Interface dataset entries
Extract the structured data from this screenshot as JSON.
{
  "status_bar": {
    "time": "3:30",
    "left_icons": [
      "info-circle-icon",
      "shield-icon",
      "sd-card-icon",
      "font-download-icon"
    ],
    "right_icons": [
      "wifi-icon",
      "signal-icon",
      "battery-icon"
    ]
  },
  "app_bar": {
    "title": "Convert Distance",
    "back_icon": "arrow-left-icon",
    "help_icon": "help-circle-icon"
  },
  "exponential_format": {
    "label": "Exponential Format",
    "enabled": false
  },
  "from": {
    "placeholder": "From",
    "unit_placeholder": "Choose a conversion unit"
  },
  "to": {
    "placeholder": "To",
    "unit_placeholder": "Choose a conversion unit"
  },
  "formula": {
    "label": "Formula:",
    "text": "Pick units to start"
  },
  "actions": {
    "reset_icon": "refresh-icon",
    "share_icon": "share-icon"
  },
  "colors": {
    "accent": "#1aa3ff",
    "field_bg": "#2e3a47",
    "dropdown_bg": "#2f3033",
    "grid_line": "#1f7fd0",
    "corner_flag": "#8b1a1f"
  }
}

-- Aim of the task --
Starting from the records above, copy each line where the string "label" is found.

-- Solution below --
    "label": "Exponential Format",
    "label": "Formula:",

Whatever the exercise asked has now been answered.